What you are asked to do: Output the full listing exactly.

Records supplied:
+-------+
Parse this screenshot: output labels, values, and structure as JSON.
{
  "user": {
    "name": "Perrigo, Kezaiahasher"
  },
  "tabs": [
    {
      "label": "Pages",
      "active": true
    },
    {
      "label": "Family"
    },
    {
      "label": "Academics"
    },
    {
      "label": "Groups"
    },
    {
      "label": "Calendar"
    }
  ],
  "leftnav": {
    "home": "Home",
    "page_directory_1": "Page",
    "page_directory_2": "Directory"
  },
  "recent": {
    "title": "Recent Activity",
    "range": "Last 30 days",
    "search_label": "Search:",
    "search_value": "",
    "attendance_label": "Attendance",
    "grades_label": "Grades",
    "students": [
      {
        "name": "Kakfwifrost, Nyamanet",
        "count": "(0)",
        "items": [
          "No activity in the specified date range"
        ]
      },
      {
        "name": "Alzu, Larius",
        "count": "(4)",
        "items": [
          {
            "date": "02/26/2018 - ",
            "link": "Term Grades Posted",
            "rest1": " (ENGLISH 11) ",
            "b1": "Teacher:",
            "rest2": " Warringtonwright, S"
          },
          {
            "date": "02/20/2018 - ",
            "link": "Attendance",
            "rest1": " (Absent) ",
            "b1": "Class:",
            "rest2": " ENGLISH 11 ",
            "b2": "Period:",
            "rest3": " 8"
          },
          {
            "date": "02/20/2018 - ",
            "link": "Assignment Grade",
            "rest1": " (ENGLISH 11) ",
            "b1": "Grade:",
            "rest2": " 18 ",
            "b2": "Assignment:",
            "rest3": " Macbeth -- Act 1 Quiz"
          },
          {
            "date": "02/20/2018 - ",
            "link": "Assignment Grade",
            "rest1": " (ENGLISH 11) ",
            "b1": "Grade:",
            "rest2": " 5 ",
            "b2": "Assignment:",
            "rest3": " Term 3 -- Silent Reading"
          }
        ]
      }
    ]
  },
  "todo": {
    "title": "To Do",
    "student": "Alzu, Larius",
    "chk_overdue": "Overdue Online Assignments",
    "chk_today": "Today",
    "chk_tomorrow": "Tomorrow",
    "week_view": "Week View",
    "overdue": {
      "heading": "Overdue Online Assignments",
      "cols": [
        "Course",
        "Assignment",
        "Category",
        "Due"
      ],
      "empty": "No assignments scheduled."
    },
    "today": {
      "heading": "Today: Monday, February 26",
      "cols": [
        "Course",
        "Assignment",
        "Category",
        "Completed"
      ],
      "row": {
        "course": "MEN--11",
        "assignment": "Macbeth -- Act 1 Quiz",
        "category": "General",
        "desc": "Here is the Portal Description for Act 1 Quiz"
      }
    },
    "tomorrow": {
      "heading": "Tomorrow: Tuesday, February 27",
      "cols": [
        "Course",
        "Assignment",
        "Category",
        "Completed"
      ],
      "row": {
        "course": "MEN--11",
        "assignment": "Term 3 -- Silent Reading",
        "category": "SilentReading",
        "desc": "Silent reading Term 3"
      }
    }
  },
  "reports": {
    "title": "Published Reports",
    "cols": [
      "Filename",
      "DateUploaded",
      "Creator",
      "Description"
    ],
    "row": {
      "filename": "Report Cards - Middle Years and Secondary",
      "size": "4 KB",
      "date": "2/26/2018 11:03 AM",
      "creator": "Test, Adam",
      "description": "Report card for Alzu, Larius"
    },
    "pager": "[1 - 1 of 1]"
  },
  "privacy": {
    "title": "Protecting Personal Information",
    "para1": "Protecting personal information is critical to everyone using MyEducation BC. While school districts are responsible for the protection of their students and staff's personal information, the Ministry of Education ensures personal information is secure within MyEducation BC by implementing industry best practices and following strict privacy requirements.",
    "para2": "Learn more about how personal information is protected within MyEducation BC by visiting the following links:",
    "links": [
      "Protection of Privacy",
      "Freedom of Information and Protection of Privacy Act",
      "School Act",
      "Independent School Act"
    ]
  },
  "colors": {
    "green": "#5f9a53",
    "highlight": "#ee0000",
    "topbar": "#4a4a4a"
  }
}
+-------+
Finished exercise:
Parse this screenshot: output labels, values, and structure as JSON.
{
  "user": {
    "name": "Perrigo, Kezaiahasher"
  },
  "tabs": [
    {
      "label": "Pages",
      "active": true
    },
    {
      "label": "Family"
    },
    {
      "label": "Academics"
    },
    {
      "label": "Groups"
    },
    {
      "label": "Calendar"
    }
  ],
  "leftnav": {
    "home": "Home",
    "page_directory_1": "Page",
    "page_directory_2": "Directory"
  },
  "recent": {
    "title": "Recent Activity",
    "range": "Last 30 days",
    "search_label": "Search:",
    "search_value": "",
    "attendance_label": "Attendance",
    "grades_label": "Grades",
    "students": [
      {
        "name": "Kakfwifrost, Nyamanet",
        "count": "(0)",
        "items": [
          "No activity in the specified date range"
        ]
      },
      {
        "name": "Alzu, Larius",
        "count": "(4)",
        "items": [
          {
            "date": "02/26/2018 - ",
            "link": "Term Grades Posted",
            "rest1": " (ENGLISH 11) ",
            "b1": "Teacher:",
            "rest2": " Warringtonwright, S"
          },
          {
            "date": "02/20/2018 - ",
            "link": "Attendance",
            "rest1": " (Absent) ",
            "b1": "Class:",
            "rest2": " ENGLISH 11 ",
            "b2": "Period:",
            "rest3": " 8"
          },
          {
            "date": "02/20/2018 - ",
            "link": "Assignment Grade",
            "rest1": " (ENGLISH 11) ",
            "b1": "Grade:",
            "rest2": " 18 ",
            "b2": "Assignment:",
            "rest3": " Macbeth -- Act 1 Quiz"
          },
          {
            "date": "02/20/2018 - ",
            "link": "Assignment Grade",
            "rest1": " (ENGLISH 11) ",
            "b1": "Grade:",
            "rest2": " 5 ",
            "b2": "Assignment:",
            "rest3": " Term 3 -- Silent Reading"
          }
        ]
      }
    ]
  },
  "todo": {
    "title": "To Do",
    "student": "Alzu, Larius",
    "chk_overdue": "Overdue Online Assignments",
    "chk_today": "Today",
    "chk_tomorrow": "Tomorrow",
    "week_view": "Week View",
    "overdue": {
      "heading": "Overdue Online Assignments",
      "cols": [
        "Course",
        "Assignment",
        "Category",
        "Due"
      ],
      "empty": "No assignments scheduled."
    },
    "today": {
      "heading": "Today: Monday, February 26",
      "cols": [
        "Course",
        "Assignment",
        "Category",
        "Completed"
      ],
      "row": {
        "course": "MEN--11",
        "assignment": "Macbeth -- Act 1 Quiz",
        "category": "General",
        "desc": "Here is the Portal Description for Act 1 Quiz"
      }
    },
    "tomorrow": {
      "heading": "Tomorrow: Tuesday, February 27",
      "cols": [
        "Course",
        "Assignment",
        "Category",
        "Completed"
      ],
      "row": {
        "course": "MEN--11",
        "assignment": "Term 3 -- Silent Reading",
        "category": "SilentReading",
        "desc": "Silent reading Term 3"
      }
    }
  },
  "reports": {
    "title": "Published Reports",
    "cols": [
      "Filename",
      "DateUploaded",
      "Creator",
      "Description"
    ],
    "row": {
      "filename": "Report Cards - Middle Years and Secondary",
      "size": "4 KB",
      "date": "2/26/2018 11:03 AM",
      "creator": "Test, Adam",
      "description": "Report card for Alzu, Larius"
    },
    "pager": "[1 - 1 of 1]"
  },
  "privacy": {
    "title": "Protecting Personal Information",
    "para1": "Protecting personal information is critical to everyone using MyEducation BC. While school districts are responsible for the protection of their students and staff's personal information, the Ministry of Education ensures personal information is secure within MyEducation BC by implementing industry best practices and following strict privacy requirements.",
    "para2": "Learn more about how personal information is protected within MyEducation BC by visiting the following links:",
    "links": [
      "Protection of Privacy",
      "Freedom of Information and Protection of Privacy Act",
      "School Act",
      "Independent School Act"
    ]
  },
  "colors": {
    "green": "#5f9a53",
    "highlight": "#ee0000",
    "topbar": "#4a4a4a"
  }
}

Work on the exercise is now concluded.